WHAT YOU ARE ASKED TO DO: Which of the lines below include "label"? Each one should be copied out.

=== Section Start ===

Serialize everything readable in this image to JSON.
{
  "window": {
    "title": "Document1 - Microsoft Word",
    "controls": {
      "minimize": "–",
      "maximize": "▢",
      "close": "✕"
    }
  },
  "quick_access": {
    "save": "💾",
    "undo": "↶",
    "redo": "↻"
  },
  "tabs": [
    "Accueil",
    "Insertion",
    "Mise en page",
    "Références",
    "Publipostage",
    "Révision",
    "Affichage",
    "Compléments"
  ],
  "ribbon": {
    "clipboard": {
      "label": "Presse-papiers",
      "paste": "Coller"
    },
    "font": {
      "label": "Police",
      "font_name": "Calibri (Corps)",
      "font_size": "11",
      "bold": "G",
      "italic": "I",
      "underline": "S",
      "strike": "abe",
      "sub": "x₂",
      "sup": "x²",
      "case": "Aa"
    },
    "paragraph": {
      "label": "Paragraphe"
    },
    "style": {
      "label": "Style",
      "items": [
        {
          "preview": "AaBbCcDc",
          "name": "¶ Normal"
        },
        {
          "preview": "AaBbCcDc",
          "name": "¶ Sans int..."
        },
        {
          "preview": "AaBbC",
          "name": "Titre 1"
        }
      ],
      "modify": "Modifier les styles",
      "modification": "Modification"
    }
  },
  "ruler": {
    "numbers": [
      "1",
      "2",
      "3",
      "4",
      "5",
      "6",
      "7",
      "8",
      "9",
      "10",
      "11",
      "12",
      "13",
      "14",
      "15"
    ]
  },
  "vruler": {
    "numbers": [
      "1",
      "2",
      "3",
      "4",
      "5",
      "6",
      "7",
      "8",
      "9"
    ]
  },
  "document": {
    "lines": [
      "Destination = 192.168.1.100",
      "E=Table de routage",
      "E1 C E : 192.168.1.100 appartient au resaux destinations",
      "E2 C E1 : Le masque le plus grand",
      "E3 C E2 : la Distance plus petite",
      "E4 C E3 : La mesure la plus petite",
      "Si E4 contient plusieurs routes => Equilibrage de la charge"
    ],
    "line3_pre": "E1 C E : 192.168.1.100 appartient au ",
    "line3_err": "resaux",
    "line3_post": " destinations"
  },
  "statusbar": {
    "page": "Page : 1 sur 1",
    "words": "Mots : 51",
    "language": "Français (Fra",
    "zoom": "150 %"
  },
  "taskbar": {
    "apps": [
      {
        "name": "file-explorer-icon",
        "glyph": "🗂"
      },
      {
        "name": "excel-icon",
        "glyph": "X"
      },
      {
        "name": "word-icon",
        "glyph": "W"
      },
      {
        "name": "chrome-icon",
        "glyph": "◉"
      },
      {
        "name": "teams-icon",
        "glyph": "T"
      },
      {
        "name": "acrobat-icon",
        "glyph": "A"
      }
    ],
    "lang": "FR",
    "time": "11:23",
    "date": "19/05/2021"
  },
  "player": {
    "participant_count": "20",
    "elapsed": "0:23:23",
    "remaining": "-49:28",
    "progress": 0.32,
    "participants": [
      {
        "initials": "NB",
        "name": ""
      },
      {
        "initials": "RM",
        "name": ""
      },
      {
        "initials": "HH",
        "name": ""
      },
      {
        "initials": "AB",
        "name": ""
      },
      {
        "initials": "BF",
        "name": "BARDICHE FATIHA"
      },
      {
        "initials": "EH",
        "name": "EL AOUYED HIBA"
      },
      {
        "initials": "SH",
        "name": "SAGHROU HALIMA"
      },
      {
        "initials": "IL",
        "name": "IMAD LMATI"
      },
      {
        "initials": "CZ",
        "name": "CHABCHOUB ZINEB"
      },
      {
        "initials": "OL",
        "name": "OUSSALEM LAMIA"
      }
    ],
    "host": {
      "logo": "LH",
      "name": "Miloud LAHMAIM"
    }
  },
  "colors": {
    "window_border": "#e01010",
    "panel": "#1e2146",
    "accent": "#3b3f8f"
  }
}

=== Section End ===

EXERCISE ANSWER:
      "label": "Presse-papiers",
      "label": "Police",
      "label": "Paragraphe"
      "label": "Style",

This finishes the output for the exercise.